### GIVEN DATA
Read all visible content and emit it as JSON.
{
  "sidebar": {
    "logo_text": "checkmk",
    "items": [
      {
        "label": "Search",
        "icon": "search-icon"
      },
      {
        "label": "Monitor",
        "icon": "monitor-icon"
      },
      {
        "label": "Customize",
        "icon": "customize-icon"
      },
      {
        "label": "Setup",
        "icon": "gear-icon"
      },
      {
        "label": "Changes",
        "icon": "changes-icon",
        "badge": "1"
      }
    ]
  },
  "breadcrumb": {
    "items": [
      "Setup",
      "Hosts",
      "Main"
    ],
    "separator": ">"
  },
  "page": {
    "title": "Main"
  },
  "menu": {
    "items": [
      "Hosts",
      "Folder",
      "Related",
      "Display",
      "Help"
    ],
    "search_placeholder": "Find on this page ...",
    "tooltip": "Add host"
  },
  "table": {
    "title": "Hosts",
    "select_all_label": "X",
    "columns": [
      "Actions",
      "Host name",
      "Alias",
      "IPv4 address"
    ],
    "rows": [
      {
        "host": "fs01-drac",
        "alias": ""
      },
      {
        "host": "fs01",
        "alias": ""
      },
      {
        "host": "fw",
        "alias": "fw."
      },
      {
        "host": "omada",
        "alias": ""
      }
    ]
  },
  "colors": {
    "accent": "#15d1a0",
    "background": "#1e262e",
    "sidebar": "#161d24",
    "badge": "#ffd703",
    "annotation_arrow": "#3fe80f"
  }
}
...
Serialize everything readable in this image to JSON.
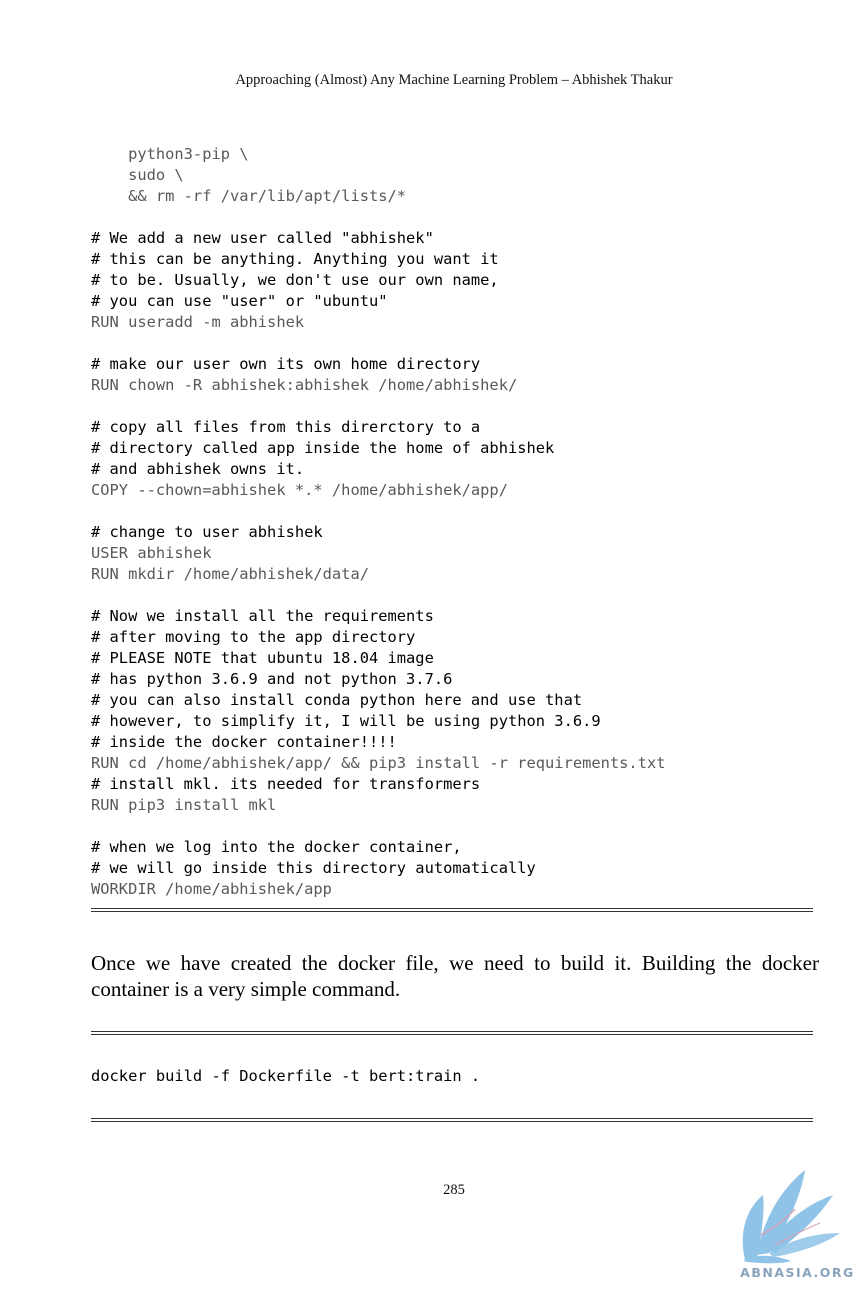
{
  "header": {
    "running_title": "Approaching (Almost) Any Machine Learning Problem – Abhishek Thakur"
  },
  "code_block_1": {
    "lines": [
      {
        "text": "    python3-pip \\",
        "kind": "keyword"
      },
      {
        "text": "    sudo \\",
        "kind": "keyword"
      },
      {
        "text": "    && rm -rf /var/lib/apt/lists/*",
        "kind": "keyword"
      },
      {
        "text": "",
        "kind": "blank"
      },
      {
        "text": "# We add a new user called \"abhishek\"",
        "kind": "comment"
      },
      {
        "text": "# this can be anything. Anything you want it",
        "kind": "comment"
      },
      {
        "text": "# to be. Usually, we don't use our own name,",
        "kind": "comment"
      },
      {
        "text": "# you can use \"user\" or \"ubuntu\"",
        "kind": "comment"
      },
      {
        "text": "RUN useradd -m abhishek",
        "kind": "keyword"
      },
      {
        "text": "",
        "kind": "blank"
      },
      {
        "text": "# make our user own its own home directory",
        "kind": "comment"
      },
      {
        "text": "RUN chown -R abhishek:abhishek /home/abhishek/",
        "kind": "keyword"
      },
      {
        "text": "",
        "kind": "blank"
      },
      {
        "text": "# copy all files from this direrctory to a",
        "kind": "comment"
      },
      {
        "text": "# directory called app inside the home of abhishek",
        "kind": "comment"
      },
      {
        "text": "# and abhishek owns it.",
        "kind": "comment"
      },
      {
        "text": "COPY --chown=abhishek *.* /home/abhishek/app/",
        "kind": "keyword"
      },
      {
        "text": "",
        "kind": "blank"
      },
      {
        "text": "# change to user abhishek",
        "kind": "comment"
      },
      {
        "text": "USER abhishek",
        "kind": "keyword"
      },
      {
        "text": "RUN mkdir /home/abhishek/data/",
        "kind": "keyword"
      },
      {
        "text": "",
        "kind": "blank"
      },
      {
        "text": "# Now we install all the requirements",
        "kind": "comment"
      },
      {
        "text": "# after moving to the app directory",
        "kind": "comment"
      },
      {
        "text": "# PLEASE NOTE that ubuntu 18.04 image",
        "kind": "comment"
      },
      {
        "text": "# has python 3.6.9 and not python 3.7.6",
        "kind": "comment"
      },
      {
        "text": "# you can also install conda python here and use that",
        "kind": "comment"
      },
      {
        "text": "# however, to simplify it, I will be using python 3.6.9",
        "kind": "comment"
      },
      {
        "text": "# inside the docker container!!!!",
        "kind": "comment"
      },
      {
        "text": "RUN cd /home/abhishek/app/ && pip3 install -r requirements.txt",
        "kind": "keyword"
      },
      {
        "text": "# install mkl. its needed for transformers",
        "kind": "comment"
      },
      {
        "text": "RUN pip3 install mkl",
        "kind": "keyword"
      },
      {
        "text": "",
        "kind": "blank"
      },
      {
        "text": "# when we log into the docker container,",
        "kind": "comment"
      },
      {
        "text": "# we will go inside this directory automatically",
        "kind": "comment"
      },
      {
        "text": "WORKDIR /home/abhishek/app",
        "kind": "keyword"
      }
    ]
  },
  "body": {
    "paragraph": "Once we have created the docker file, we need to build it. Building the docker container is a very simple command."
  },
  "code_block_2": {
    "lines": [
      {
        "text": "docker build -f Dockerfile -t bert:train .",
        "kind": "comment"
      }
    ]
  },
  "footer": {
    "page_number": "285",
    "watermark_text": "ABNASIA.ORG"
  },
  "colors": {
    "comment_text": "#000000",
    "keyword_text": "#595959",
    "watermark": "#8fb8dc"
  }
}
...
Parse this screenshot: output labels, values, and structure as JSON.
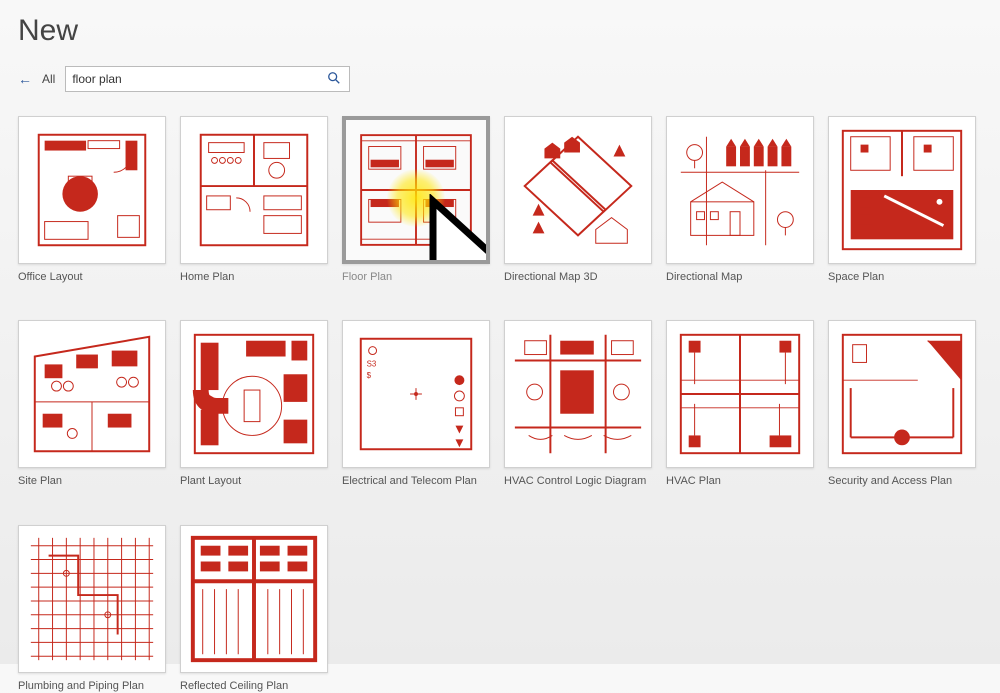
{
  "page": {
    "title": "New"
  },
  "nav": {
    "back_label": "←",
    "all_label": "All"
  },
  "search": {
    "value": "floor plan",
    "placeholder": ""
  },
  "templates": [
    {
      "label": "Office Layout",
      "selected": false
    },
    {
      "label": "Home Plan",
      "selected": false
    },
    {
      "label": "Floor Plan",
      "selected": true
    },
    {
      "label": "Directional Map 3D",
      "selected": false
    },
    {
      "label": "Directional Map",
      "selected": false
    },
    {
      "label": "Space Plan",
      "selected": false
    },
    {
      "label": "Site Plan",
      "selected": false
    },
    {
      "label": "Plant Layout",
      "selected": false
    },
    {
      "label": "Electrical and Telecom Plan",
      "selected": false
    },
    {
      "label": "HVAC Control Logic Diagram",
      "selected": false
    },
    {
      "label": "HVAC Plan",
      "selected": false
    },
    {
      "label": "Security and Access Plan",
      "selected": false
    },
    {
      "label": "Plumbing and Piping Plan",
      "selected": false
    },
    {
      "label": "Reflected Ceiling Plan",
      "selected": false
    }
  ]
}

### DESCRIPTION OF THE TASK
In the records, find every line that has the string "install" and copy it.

### SOLVED PROBLEM
        "text": "# Now we install all the requirements",
        "text": "# you can also install conda python here and use that",
        "text": "RUN cd /home/abhishek/app/ && pip3 install -r requirements.txt",
        "text": "# install mkl. its needed for transformers",
        "text": "RUN pip3 install mkl",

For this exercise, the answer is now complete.